A team of local physicians, case workers and volunteers recently returned from the Dominican Republic as part Guardians of Healing, a non-profit that embarks on an annual philanthropic trip to the Dominican Republic to provide medical supplies and surgical treatments free-of cost to the sick and the poor.
Two employees of Alaris Health at Castle Hill in Union City, one of whom graduated from high school here, accompanied the philanthropic mission. The program was started by Damaris Collado who has worked in Union City for 14 years. Her coworker, Yohandra Martin, also went on the journey. Yohandra works in Union City and lived there from 1983 to 2004. She went to Gilmore Elementary School in Union City and Emerson High School.
The program began in 1997 as the vision of Collado, the external case manager for Alaris Health at Castle Hill in Union City, who began returning to her hometown where she was born in the DR every year to donate expensive medicine to underserved communities and provide education on HIV to locals. Damaris realized the medical need stretched far beyond HIV education.
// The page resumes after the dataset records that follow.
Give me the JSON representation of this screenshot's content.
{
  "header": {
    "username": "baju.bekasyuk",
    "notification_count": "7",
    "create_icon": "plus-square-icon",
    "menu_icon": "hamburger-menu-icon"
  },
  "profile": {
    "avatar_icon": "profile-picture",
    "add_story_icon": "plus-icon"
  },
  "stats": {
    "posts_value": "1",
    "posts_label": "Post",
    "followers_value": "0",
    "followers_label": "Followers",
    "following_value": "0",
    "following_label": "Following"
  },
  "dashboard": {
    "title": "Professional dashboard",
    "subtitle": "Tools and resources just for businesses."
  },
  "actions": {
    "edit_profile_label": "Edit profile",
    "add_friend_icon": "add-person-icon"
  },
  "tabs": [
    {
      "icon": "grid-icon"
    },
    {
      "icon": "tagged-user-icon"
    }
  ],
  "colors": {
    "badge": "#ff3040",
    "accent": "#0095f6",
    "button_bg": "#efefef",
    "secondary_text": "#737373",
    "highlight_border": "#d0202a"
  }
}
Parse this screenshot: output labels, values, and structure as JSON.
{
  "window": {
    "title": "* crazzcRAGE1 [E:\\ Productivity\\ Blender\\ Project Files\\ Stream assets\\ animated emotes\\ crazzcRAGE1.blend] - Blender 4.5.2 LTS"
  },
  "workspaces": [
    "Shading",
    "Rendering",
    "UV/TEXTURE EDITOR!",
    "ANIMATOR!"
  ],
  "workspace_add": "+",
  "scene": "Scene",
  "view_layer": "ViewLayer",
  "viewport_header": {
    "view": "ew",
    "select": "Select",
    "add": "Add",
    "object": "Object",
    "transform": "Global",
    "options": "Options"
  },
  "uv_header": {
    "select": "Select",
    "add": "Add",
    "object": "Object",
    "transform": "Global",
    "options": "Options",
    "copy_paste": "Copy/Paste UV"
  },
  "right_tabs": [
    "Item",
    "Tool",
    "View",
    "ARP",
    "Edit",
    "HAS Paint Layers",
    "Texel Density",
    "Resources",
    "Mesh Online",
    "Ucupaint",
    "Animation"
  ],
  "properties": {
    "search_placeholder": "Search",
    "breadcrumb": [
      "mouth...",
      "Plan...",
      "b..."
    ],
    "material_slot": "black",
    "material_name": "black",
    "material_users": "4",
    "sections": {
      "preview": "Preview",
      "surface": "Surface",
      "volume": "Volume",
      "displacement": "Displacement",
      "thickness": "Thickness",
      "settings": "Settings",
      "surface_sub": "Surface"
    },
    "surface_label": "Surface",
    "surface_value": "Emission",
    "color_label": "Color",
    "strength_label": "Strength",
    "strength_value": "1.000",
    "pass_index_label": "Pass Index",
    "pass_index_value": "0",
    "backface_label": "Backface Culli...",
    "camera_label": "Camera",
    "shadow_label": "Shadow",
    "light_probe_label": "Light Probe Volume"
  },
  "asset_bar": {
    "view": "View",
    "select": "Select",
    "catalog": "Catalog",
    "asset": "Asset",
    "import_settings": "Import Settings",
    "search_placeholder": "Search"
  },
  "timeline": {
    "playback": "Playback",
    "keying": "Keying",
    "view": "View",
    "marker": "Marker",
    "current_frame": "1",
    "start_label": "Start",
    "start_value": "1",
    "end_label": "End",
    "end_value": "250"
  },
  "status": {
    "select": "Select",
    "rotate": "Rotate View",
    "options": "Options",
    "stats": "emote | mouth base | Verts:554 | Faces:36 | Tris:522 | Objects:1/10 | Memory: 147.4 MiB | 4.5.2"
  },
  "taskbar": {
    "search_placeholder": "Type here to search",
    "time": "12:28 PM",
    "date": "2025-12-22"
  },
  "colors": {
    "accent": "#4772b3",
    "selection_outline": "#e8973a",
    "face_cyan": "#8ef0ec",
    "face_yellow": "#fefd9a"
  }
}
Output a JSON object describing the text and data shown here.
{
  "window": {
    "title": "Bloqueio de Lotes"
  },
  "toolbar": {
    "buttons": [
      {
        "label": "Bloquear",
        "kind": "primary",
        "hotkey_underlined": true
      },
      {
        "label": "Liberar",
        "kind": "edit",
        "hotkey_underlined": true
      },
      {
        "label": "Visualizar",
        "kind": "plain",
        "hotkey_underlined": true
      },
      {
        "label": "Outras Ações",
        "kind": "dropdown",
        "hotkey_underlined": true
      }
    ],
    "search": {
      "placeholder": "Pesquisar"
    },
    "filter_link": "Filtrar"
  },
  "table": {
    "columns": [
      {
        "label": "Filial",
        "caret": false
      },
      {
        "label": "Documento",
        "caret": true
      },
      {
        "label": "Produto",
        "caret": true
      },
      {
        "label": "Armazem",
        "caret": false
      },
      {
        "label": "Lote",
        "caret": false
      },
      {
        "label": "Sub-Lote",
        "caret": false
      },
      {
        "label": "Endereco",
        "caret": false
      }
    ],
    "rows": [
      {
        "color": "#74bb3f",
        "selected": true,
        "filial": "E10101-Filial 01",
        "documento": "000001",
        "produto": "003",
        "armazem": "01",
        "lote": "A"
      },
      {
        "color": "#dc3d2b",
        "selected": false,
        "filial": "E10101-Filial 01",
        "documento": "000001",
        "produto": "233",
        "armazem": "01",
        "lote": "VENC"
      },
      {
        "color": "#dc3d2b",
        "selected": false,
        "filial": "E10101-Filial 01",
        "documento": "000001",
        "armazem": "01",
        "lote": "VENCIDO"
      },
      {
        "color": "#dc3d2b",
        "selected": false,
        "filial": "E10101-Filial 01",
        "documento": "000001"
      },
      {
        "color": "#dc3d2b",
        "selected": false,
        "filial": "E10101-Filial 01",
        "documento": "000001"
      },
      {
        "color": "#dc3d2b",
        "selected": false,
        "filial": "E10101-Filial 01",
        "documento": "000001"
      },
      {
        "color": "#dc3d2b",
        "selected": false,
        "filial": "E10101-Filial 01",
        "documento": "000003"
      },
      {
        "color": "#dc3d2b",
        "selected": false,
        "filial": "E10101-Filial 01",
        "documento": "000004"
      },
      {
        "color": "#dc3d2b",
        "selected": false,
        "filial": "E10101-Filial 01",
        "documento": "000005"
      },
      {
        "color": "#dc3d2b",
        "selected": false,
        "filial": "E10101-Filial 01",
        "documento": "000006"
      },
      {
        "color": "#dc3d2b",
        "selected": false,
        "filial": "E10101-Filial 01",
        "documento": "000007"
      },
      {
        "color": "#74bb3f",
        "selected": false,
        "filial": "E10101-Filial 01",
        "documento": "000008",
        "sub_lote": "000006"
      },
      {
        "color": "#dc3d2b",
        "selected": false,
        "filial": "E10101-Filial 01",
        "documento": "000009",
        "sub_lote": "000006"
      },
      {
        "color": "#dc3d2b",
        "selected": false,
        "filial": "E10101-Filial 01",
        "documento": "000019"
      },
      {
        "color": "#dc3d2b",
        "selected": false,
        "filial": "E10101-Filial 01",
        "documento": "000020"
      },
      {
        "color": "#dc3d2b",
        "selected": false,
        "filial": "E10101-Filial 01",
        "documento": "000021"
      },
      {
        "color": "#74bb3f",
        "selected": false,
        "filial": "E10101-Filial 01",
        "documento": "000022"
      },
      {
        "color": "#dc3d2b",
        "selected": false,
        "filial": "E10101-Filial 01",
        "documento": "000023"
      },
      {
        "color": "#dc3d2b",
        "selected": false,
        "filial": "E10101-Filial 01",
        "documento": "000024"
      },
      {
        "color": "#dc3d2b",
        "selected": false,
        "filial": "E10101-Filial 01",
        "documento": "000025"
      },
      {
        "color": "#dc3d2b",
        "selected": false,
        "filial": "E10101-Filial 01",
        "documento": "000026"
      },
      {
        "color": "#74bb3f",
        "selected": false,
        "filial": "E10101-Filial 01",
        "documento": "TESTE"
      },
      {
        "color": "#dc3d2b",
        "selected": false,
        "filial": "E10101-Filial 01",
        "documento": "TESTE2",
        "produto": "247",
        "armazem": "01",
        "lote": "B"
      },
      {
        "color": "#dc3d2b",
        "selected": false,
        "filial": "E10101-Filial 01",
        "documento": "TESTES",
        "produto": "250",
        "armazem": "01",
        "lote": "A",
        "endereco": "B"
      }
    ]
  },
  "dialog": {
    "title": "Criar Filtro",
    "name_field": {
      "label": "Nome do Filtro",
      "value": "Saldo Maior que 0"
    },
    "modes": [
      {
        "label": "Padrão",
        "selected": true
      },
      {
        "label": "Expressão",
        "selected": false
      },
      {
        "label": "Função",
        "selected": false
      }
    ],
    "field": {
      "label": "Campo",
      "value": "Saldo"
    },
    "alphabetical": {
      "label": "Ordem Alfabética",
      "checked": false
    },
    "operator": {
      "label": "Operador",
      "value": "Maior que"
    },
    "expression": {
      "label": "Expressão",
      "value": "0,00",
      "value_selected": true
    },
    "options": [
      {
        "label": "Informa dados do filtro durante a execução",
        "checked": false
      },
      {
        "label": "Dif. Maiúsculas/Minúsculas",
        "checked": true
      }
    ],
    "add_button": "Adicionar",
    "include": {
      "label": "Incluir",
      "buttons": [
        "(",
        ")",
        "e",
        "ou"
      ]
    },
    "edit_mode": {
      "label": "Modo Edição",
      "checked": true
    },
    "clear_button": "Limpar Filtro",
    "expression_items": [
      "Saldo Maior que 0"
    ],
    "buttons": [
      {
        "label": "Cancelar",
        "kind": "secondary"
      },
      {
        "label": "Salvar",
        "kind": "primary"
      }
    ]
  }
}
As Collado garnered local political support, the program grew and was officially launched as Guardians of Healing in 2008, as a non-profit with a team of more than 25 New Jersey volunteers.
Collado began recruiting volunteers from Alaris Health, including close friend and Alaris Health at Castle Hill Admissions Director, Yohandra Martin. With many of the physicians and volunteers also joining from Alaris Health, this year, the Alaris Foundation donated $2,000 to Guardians of Healing to show their support for the employees embarking on this giving back trip. Thanks to the donation, the team was able to treat more than 1800 patients – the most of any previous trip.
Martin joined the expedition because she has a 9-year-old daughter and wanted to instill in her a sense of giving back at a young age by setting an example.
To date, Collado and her team have treated and educated more than 12,000 patients, performed more than 1,000 complex surgeries, and raised more than $300,000 in funds for medical supplies and medicines.
The free-of cost surgeries ranged from hernias and gallbladders to complex urological and plastic reconstructive surgeries from the waist down – anything that could be performed using an epidural.
Some more quick facts about the program’s impact in the Dominican Republic:
• Dominicans suffer from many of the same chronic illnesses that are common in the US such as diabetes and hypertension; however, the team also encounters conditions more common in underdeveloped countries such as HIV, tuberculosis and parasitic infections. Thousands of locals die every year from simple afflictions due to a lack of access to surgeons, proper health education, money and/or transportation to a medical center.
• The program goes beyond similar treatment programs such as Doctors without Borders by including an educational component, where the team teaches local surgeons advanced techniques and empowers patients with health, safety and nutrition tips.
• With the mission site always being a rural, grossly underserved community, the team also arranges for transportation for patients who require more advanced treatment to Santo Domingo and sometimes even to the doctors’ hospitals in New Jersey.